When Consumers Lie
According to statistics from the National Coffee Association, Women indicate that drinking coffee is a good way to relax. Men indicate that coffee helps them get the job done.
Neither of these are true. But don’t blame the NCA for the falsehood, blame the people they asked. They are the culprits. They are Americans. And they are lying. But not on purpose. No. They lie because they don’t know the real reasons they drink coffee.
Advances in science and market research teach us that when people are surveyed, by and large their responses about what motivates them do not tell the whole truth. And, although we have trouble accepting it as truth, most of our behavior as conscious human beings is the result of unconscious mental activity. Which by itself is a reasonable assertion. But it’s not the whole story. The rest of the story is that our conscious mind is forbidden to access the workings of the unconscious mind. The two simply do not interact. If they did, we would never be able to make a decision. There’s a mountain of science to corroborate this. But not here. Not now.
Since we don’t have conscious access to what really drives our behavior, we make up stories that justify our actions. Thus, the keys to good marketing aren’t found in what people say, but what they aren’t saying, because they can’t access that which motivates them. It is ingrained, unavailable information.
Take heart, however. Because according to research by anthropologist Clotaire Rapaille, one need look no further than to people’s memories to discover most of what motivates them as sentient adults. He presented the following scenario to Folger’s after interviewing several people about their coffee memories. The pattern was clear. And the true meaning of coffee was revealed.
In America, the smell of coffee fills our homes as children while our mothers are busy making sure we’re fed and cared for. And, for the rest of our lives we associate the coffee aroma with “childhood sensations of cozy domesticity.” The smell of coffee = Mother. The liquid in the pot = Home.
It should come as no surprise, then, that our sense of smell makes our final judgement on coffee. Or why women would say, “It’s a good way to relax.” (How relaxing is it to have Mom taking care of you?) Or why men would say, “It helps me get the job done.” (What boy doesn’t want to finish the task and make Mom proud?)

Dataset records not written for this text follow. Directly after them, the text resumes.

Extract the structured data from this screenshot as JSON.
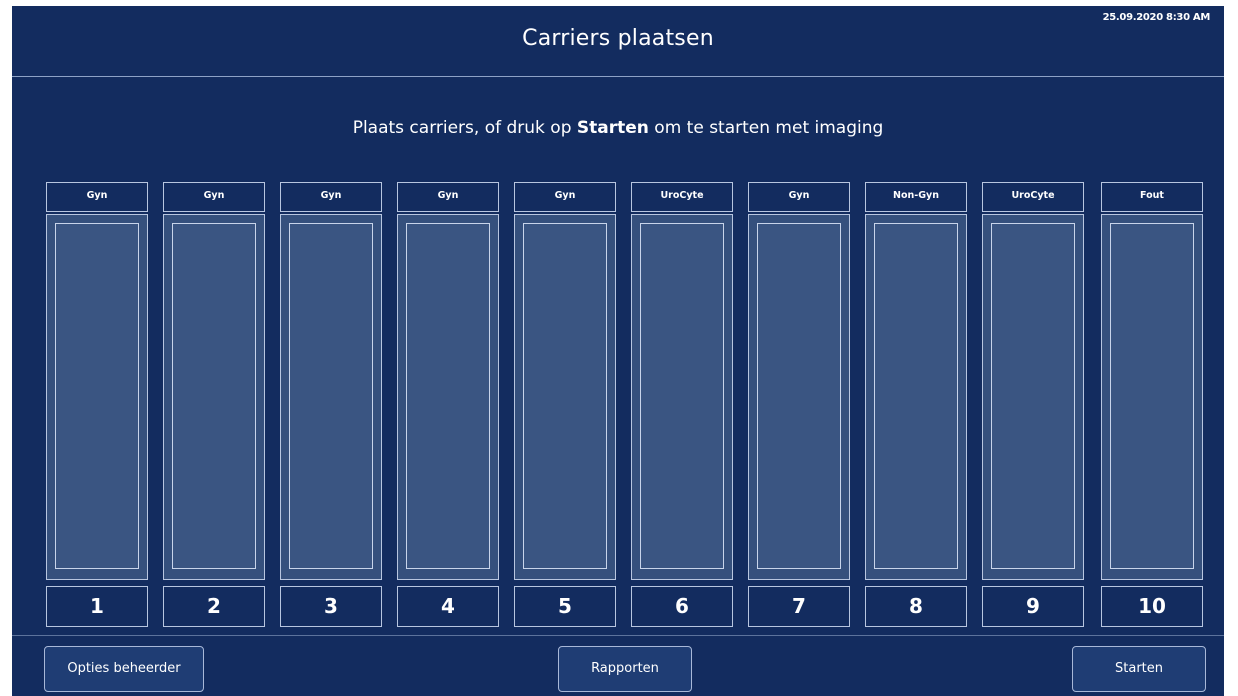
{
  "header": {
    "title": "Carriers plaatsen",
    "datetime": "25.09.2020 8:30 AM"
  },
  "instruction": {
    "before": "Plaats carriers, of druk op ",
    "bold": "Starten",
    "after": " om te starten met imaging"
  },
  "carriers": [
    {
      "label": "Gyn",
      "number": "1"
    },
    {
      "label": "Gyn",
      "number": "2"
    },
    {
      "label": "Gyn",
      "number": "3"
    },
    {
      "label": "Gyn",
      "number": "4"
    },
    {
      "label": "Gyn",
      "number": "5"
    },
    {
      "label": "UroCyte",
      "number": "6"
    },
    {
      "label": "Gyn",
      "number": "7"
    },
    {
      "label": "Non-Gyn",
      "number": "8"
    },
    {
      "label": "UroCyte",
      "number": "9"
    },
    {
      "label": "Fout",
      "number": "10"
    }
  ],
  "footer": {
    "opties_label": "Opties beheerder",
    "rapporten_label": "Rapporten",
    "starten_label": "Starten"
  },
  "colors": {
    "background": "#132c5f",
    "carrier_body": "#35507d",
    "button": "#1f3d74"
  }
}
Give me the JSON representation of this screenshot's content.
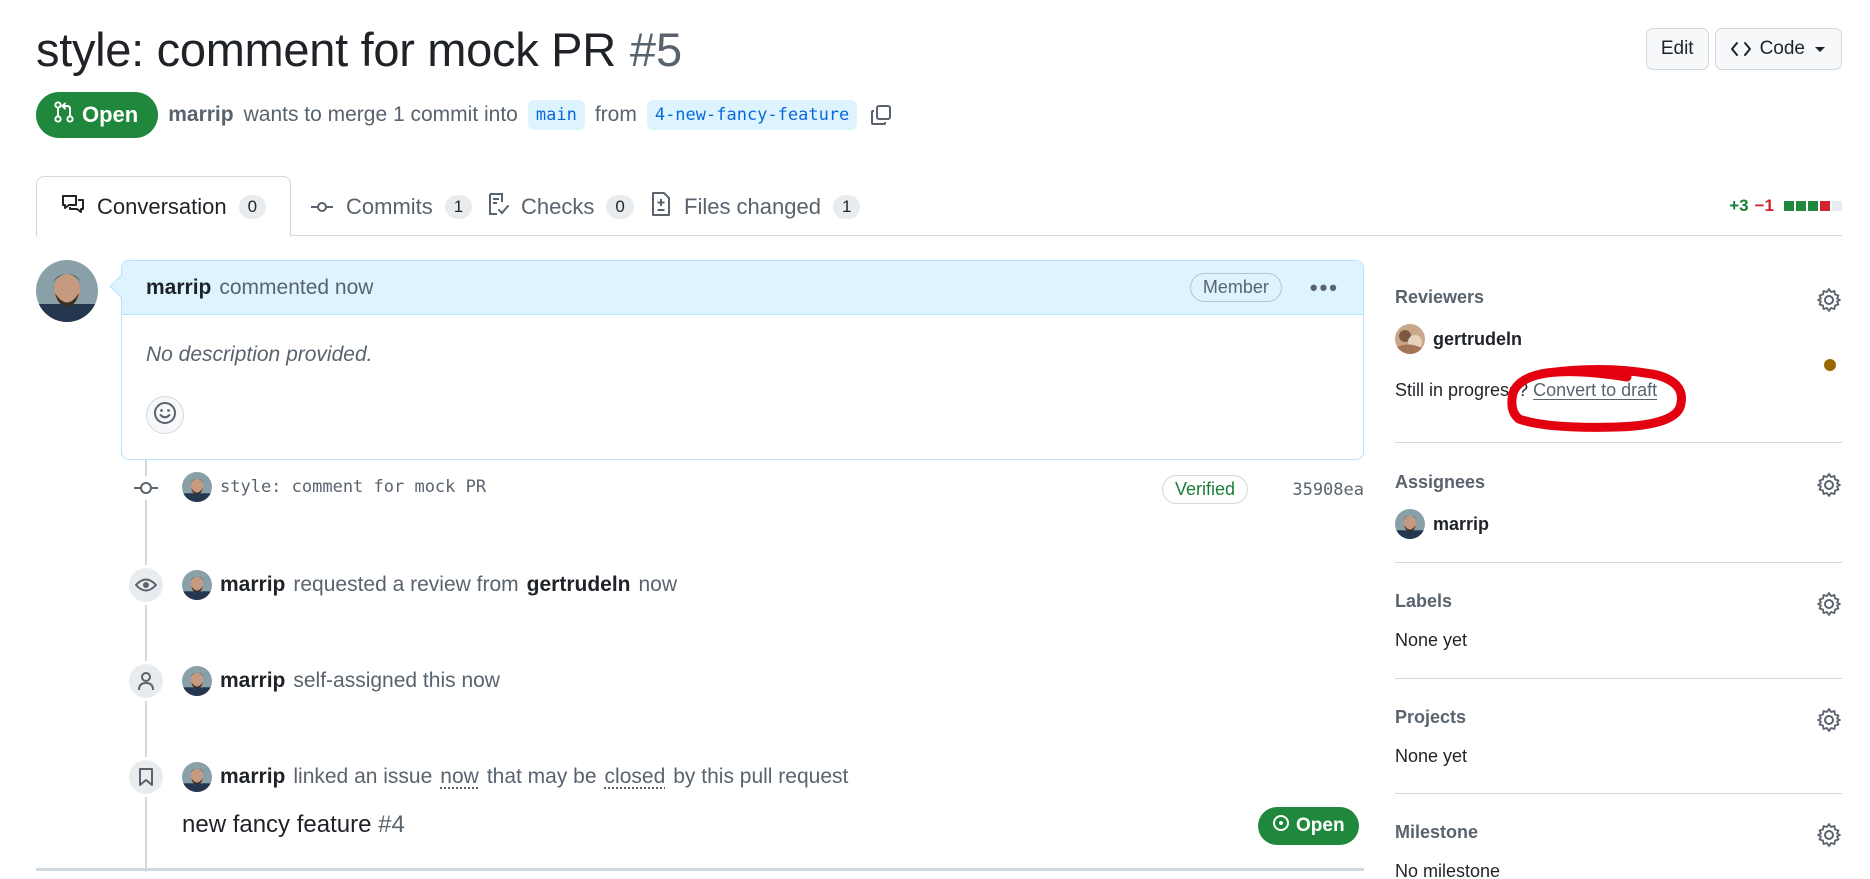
{
  "header": {
    "title": "style: comment for mock PR",
    "number": "#5",
    "edit_label": "Edit",
    "code_label": "Code"
  },
  "state": {
    "badge_label": "Open",
    "author": "marrip",
    "merge_text": "wants to merge 1 commit into",
    "base_branch": "main",
    "from_text": "from",
    "head_branch": "4-new-fancy-feature"
  },
  "tabs": [
    {
      "label": "Conversation",
      "count": "0"
    },
    {
      "label": "Commits",
      "count": "1"
    },
    {
      "label": "Checks",
      "count": "0"
    },
    {
      "label": "Files changed",
      "count": "1"
    }
  ],
  "diffstat": {
    "additions": "+3",
    "deletions": "−1"
  },
  "comment": {
    "author": "marrip",
    "action": "commented now",
    "badge": "Member",
    "body": "No description provided."
  },
  "timeline": {
    "commit": {
      "message": "style: comment for mock PR",
      "verified": "Verified",
      "sha": "35908ea"
    },
    "review_request": {
      "who": "marrip",
      "text": "requested a review from",
      "reviewer": "gertrudeln",
      "time": "now"
    },
    "self_assign": {
      "who": "marrip",
      "text": "self-assigned this now"
    },
    "linked_issue": {
      "who": "marrip",
      "text1": "linked an issue",
      "time": "now",
      "text2": "that may be",
      "closed": "closed",
      "text3": "by this pull request",
      "issue_title": "new fancy feature",
      "issue_number": "#4",
      "issue_state": "Open"
    }
  },
  "sidebar": {
    "reviewers": {
      "heading": "Reviewers",
      "name": "gertrudeln",
      "draft_prefix": "Still in progress?",
      "draft_link": "Convert to draft"
    },
    "assignees": {
      "heading": "Assignees",
      "name": "marrip"
    },
    "labels": {
      "heading": "Labels",
      "value": "None yet"
    },
    "projects": {
      "heading": "Projects",
      "value": "None yet"
    },
    "milestone": {
      "heading": "Milestone",
      "value": "No milestone"
    }
  },
  "colors": {
    "open_green": "#1f883d",
    "link_blue": "#0969da",
    "annotation_red": "#e3000f",
    "pending_amber": "#9a6700"
  }
}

Folger’s took Rapaille’s insight and ran with it. Today, they enjoy the lion’s share of household coffee sales, which is twice that of their closest competitor Maxwell House. And, its safe to say that their success in winning over Americans hinges on their understanding that coffee isn’t a warm, brown, stimulating beverage. Rather, it’s a cup full of happy childhood memories, every time.